What to produce >> When you reach the listing, restate it word for word, leaving nothing out.
START Entries provided
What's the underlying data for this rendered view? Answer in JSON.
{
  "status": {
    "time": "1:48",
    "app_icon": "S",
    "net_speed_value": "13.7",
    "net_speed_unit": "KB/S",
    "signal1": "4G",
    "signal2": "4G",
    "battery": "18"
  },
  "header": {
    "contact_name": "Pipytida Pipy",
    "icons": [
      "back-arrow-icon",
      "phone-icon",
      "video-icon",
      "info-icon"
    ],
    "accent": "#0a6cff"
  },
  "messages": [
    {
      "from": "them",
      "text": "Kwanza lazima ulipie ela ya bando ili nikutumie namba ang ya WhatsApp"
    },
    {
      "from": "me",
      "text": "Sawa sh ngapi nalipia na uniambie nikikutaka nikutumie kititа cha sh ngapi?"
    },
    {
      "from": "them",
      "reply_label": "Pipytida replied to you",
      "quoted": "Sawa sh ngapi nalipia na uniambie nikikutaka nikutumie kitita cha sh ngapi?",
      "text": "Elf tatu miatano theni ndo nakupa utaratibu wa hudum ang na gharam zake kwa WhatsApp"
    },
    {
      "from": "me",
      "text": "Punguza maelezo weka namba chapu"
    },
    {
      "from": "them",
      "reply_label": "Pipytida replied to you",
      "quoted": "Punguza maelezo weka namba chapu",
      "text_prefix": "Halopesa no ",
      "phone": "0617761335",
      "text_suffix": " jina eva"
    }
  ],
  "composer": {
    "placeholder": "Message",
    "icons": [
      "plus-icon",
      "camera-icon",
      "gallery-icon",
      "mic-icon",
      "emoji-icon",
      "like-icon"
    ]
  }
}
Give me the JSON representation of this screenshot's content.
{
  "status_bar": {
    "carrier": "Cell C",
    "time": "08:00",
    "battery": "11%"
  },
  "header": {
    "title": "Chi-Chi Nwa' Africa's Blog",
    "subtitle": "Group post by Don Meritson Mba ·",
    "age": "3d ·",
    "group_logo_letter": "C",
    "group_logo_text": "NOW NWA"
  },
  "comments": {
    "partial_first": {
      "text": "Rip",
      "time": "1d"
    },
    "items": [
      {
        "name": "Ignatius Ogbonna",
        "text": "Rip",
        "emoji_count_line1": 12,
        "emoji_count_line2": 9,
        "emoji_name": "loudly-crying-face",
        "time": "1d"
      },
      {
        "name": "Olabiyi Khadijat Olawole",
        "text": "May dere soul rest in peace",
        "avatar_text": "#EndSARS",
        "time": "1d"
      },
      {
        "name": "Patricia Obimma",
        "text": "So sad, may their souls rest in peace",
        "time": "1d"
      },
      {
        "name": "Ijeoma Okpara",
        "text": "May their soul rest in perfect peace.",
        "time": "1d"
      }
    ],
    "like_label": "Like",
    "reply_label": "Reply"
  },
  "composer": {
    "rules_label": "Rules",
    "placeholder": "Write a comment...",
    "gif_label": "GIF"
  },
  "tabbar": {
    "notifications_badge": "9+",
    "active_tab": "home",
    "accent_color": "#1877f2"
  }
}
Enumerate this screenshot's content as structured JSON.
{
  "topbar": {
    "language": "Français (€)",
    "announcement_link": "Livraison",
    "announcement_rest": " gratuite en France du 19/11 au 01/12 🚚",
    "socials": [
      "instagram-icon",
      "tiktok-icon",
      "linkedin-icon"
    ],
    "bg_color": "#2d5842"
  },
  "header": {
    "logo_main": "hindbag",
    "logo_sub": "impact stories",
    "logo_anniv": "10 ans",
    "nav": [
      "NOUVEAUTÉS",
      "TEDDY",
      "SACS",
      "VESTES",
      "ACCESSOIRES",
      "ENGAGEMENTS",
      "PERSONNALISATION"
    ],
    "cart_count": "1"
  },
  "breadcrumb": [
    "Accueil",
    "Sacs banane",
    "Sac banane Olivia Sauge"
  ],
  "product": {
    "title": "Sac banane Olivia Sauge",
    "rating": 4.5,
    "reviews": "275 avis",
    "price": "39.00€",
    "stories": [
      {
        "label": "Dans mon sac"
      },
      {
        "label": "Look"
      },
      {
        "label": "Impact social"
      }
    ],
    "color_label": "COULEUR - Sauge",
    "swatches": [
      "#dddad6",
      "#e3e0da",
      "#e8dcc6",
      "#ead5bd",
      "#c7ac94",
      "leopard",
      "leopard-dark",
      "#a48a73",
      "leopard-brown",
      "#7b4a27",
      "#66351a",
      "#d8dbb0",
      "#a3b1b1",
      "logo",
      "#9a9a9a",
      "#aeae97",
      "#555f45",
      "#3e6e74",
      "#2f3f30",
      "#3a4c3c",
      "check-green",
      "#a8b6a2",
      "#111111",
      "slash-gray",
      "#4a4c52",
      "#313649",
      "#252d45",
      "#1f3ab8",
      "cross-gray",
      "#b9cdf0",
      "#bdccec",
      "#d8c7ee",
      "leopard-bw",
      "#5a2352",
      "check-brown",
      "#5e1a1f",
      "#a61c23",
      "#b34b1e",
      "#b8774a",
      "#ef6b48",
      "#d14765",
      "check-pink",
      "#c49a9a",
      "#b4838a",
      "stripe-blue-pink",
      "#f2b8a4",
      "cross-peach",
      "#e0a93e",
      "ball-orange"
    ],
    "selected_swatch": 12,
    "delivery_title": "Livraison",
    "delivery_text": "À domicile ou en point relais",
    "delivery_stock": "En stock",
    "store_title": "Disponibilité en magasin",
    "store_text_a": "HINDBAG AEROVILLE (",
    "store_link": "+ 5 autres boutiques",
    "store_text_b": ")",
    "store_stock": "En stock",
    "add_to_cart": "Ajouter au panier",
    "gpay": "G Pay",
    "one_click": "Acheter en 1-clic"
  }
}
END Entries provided
Exercise response >>
What's the underlying data for this rendered view? Answer in JSON.
{
  "status": {
    "time": "1:48",
    "app_icon": "S",
    "net_speed_value": "13.7",
    "net_speed_unit": "KB/S",
    "signal1": "4G",
    "signal2": "4G",
    "battery": "18"
  },
  "header": {
    "contact_name": "Pipytida Pipy",
    "icons": [
      "back-arrow-icon",
      "phone-icon",
      "video-icon",
      "info-icon"
    ],
    "accent": "#0a6cff"
  },
  "messages": [
    {
      "from": "them",
      "text": "Kwanza lazima ulipie ela ya bando ili nikutumie namba ang ya WhatsApp"
    },
    {
      "from": "me",
      "text": "Sawa sh ngapi nalipia na uniambie nikikutaka nikutumie kititа cha sh ngapi?"
    },
    {
      "from": "them",
      "reply_label": "Pipytida replied to you",
      "quoted": "Sawa sh ngapi nalipia na uniambie nikikutaka nikutumie kitita cha sh ngapi?",
      "text": "Elf tatu miatano theni ndo nakupa utaratibu wa hudum ang na gharam zake kwa WhatsApp"
    },
    {
      "from": "me",
      "text": "Punguza maelezo weka namba chapu"
    },
    {
      "from": "them",
      "reply_label": "Pipytida replied to you",
      "quoted": "Punguza maelezo weka namba chapu",
      "text_prefix": "Halopesa no ",
      "phone": "0617761335",
      "text_suffix": " jina eva"
    }
  ],
  "composer": {
    "placeholder": "Message",
    "icons": [
      "plus-icon",
      "camera-icon",
      "gallery-icon",
      "mic-icon",
      "emoji-icon",
      "like-icon"
    ]
  }
}
Give me the JSON representation of this screenshot's content.
{
  "status_bar": {
    "carrier": "Cell C",
    "time": "08:00",
    "battery": "11%"
  },
  "header": {
    "title": "Chi-Chi Nwa' Africa's Blog",
    "subtitle": "Group post by Don Meritson Mba ·",
    "age": "3d ·",
    "group_logo_letter": "C",
    "group_logo_text": "NOW NWA"
  },
  "comments": {
    "partial_first": {
      "text": "Rip",
      "time": "1d"
    },
    "items": [
      {
        "name": "Ignatius Ogbonna",
        "text": "Rip",
        "emoji_count_line1": 12,
        "emoji_count_line2": 9,
        "emoji_name": "loudly-crying-face",
        "time": "1d"
      },
      {
        "name": "Olabiyi Khadijat Olawole",
        "text": "May dere soul rest in peace",
        "avatar_text": "#EndSARS",
        "time": "1d"
      },
      {
        "name": "Patricia Obimma",
        "text": "So sad, may their souls rest in peace",
        "time": "1d"
      },
      {
        "name": "Ijeoma Okpara",
        "text": "May their soul rest in perfect peace.",
        "time": "1d"
      }
    ],
    "like_label": "Like",
    "reply_label": "Reply"
  },
  "composer": {
    "rules_label": "Rules",
    "placeholder": "Write a comment...",
    "gif_label": "GIF"
  },
  "tabbar": {
    "notifications_badge": "9+",
    "active_tab": "home",
    "accent_color": "#1877f2"
  }
}
Enumerate this screenshot's content as structured JSON.
{
  "topbar": {
    "language": "Français (€)",
    "announcement_link": "Livraison",
    "announcement_rest": " gratuite en France du 19/11 au 01/12 🚚",
    "socials": [
      "instagram-icon",
      "tiktok-icon",
      "linkedin-icon"
    ],
    "bg_color": "#2d5842"
  },
  "header": {
    "logo_main": "hindbag",
    "logo_sub": "impact stories",
    "logo_anniv": "10 ans",
    "nav": [
      "NOUVEAUTÉS",
      "TEDDY",
      "SACS",
      "VESTES",
      "ACCESSOIRES",
      "ENGAGEMENTS",
      "PERSONNALISATION"
    ],
    "cart_count": "1"
  },
  "breadcrumb": [
    "Accueil",
    "Sacs banane",
    "Sac banane Olivia Sauge"
  ],
  "product": {
    "title": "Sac banane Olivia Sauge",
    "rating": 4.5,
    "reviews": "275 avis",
    "price": "39.00€",
    "stories": [
      {
        "label": "Dans mon sac"
      },
      {
        "label": "Look"
      },
      {
        "label": "Impact social"
      }
    ],
    "color_label": "COULEUR - Sauge",
    "swatches": [
      "#dddad6",
      "#e3e0da",
      "#e8dcc6",
      "#ead5bd",
      "#c7ac94",
      "leopard",
      "leopard-dark",
      "#a48a73",
      "leopard-brown",
      "#7b4a27",
      "#66351a",
      "#d8dbb0",
      "#a3b1b1",
      "logo",
      "#9a9a9a",
      "#aeae97",
      "#555f45",
      "#3e6e74",
      "#2f3f30",
      "#3a4c3c",
      "check-green",
      "#a8b6a2",
      "#111111",
      "slash-gray",
      "#4a4c52",
      "#313649",
      "#252d45",
      "#1f3ab8",
      "cross-gray",
      "#b9cdf0",
      "#bdccec",
      "#d8c7ee",
      "leopard-bw",
      "#5a2352",
      "check-brown",
      "#5e1a1f",
      "#a61c23",
      "#b34b1e",
      "#b8774a",
      "#ef6b48",
      "#d14765",
      "check-pink",
      "#c49a9a",
      "#b4838a",
      "stripe-blue-pink",
      "#f2b8a4",
      "cross-peach",
      "#e0a93e",
      "ball-orange"
    ],
    "selected_swatch": 12,
    "delivery_title": "Livraison",
    "delivery_text": "À domicile ou en point relais",
    "delivery_stock": "En stock",
    "store_title": "Disponibilité en magasin",
    "store_text_a": "HINDBAG AEROVILLE (",
    "store_link": "+ 5 autres boutiques",
    "store_text_b": ")",
    "store_stock": "En stock",
    "add_to_cart": "Ajouter au panier",
    "gpay": "G Pay",
    "one_click": "Acheter en 1-clic"
  }
}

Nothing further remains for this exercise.